■ **TASK DETAILS**
All that is needed is the number of lines in the records that contain the word "this", stated without anything else.

------ DATA SHOWN

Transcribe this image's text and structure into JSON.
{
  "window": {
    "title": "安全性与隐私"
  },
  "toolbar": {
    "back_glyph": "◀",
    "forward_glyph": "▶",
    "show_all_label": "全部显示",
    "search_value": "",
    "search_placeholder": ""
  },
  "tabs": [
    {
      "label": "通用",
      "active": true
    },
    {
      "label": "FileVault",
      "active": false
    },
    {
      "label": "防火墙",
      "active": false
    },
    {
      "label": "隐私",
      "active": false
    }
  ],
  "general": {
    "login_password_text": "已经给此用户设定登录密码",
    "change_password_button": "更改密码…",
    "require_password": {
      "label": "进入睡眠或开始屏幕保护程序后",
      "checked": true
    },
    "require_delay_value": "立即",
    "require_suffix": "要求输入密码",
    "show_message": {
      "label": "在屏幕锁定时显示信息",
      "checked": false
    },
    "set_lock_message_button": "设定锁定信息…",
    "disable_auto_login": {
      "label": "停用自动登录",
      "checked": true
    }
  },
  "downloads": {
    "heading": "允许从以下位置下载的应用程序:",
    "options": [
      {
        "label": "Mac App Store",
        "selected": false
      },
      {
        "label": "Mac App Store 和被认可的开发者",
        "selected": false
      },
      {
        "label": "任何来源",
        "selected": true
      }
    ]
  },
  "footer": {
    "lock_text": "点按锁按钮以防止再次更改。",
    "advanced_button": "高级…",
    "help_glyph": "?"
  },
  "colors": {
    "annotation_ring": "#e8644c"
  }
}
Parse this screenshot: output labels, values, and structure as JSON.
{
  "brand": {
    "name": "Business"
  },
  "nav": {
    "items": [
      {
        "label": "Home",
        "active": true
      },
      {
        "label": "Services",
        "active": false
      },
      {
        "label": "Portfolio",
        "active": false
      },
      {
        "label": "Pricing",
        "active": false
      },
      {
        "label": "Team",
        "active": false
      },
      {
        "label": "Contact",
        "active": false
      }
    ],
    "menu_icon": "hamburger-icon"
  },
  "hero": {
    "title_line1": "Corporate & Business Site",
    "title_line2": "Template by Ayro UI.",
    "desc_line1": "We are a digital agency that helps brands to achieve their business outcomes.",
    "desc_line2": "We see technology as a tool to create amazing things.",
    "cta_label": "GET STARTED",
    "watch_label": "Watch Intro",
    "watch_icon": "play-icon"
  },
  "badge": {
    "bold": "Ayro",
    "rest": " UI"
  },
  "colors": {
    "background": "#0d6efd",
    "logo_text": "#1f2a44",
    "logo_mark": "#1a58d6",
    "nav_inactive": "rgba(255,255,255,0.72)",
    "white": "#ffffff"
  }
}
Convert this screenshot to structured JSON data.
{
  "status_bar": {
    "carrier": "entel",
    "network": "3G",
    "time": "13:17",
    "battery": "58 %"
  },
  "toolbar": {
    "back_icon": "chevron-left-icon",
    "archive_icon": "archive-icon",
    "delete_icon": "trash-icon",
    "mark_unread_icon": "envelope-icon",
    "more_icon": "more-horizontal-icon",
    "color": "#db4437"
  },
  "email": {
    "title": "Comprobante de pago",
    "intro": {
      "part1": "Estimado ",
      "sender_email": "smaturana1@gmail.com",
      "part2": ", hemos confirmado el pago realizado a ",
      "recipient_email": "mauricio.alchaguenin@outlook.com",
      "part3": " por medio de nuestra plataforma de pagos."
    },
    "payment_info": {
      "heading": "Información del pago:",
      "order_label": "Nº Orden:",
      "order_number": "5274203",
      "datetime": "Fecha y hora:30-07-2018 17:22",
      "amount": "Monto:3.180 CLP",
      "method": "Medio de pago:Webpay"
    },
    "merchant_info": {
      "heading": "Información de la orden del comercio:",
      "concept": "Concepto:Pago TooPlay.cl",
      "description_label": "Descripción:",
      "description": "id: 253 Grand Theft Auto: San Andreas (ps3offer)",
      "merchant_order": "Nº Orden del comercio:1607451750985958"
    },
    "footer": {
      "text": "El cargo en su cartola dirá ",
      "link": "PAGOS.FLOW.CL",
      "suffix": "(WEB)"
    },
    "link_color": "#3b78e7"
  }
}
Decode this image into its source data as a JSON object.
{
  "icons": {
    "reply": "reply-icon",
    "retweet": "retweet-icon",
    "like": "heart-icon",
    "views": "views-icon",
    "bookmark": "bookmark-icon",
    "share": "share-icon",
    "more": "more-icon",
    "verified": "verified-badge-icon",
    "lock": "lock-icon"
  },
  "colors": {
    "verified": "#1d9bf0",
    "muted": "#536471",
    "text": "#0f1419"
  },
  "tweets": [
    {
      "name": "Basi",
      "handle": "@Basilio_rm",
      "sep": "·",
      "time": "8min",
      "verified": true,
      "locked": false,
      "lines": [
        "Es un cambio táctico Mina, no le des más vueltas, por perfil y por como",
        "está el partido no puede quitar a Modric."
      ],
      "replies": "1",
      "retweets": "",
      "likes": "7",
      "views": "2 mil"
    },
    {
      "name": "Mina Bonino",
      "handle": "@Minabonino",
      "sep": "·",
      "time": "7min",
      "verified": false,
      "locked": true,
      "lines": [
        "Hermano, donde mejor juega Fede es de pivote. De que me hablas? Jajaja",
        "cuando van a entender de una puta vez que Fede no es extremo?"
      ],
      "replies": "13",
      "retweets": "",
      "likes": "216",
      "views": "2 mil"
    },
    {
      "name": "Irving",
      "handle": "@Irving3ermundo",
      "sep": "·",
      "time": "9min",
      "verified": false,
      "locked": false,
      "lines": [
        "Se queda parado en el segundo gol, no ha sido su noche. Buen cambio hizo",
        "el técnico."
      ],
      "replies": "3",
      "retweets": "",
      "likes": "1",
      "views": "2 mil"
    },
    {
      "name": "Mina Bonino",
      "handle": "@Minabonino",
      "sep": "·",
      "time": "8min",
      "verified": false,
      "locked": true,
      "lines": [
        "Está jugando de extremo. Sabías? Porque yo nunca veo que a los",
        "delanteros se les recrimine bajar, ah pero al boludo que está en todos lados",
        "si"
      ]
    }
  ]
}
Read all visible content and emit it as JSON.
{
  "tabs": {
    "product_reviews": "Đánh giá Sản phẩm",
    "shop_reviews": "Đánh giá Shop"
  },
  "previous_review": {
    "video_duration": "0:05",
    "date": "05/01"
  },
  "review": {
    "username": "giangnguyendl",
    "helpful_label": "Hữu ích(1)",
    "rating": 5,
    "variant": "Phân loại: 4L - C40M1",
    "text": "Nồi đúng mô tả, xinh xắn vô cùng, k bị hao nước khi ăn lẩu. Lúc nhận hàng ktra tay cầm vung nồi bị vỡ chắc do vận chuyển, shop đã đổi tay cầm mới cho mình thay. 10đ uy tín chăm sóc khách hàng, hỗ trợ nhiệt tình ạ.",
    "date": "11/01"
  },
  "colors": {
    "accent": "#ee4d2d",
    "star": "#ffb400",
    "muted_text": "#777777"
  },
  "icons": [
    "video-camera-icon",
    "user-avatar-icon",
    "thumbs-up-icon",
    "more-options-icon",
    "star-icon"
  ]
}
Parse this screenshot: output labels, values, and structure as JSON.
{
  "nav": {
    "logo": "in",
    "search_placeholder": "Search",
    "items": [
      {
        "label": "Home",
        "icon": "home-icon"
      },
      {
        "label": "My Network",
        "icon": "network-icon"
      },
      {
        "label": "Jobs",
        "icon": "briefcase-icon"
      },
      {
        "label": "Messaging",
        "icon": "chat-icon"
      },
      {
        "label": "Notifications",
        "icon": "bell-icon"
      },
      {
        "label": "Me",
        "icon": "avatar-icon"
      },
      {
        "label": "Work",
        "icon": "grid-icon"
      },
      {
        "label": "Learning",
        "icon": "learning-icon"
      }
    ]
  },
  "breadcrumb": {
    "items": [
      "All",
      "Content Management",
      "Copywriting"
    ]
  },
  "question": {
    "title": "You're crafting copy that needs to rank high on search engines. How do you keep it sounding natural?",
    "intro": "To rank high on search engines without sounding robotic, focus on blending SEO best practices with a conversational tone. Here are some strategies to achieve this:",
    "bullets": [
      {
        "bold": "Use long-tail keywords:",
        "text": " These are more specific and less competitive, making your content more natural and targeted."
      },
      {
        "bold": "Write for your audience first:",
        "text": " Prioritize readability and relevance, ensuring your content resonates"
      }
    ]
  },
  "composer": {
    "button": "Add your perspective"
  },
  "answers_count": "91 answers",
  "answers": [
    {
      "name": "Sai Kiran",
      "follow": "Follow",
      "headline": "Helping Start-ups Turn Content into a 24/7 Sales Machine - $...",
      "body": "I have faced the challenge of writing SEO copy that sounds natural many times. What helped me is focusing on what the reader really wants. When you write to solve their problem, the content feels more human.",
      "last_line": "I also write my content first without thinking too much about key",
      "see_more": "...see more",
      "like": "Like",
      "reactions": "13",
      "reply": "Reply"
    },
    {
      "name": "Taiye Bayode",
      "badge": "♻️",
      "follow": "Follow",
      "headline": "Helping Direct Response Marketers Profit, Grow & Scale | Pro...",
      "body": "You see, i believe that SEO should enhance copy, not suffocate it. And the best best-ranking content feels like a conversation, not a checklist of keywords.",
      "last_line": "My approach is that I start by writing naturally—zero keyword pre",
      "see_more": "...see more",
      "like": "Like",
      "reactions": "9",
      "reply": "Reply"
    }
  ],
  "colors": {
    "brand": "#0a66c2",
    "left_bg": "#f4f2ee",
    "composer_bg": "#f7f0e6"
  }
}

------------

■ **EXERCISE SOLUTION**
6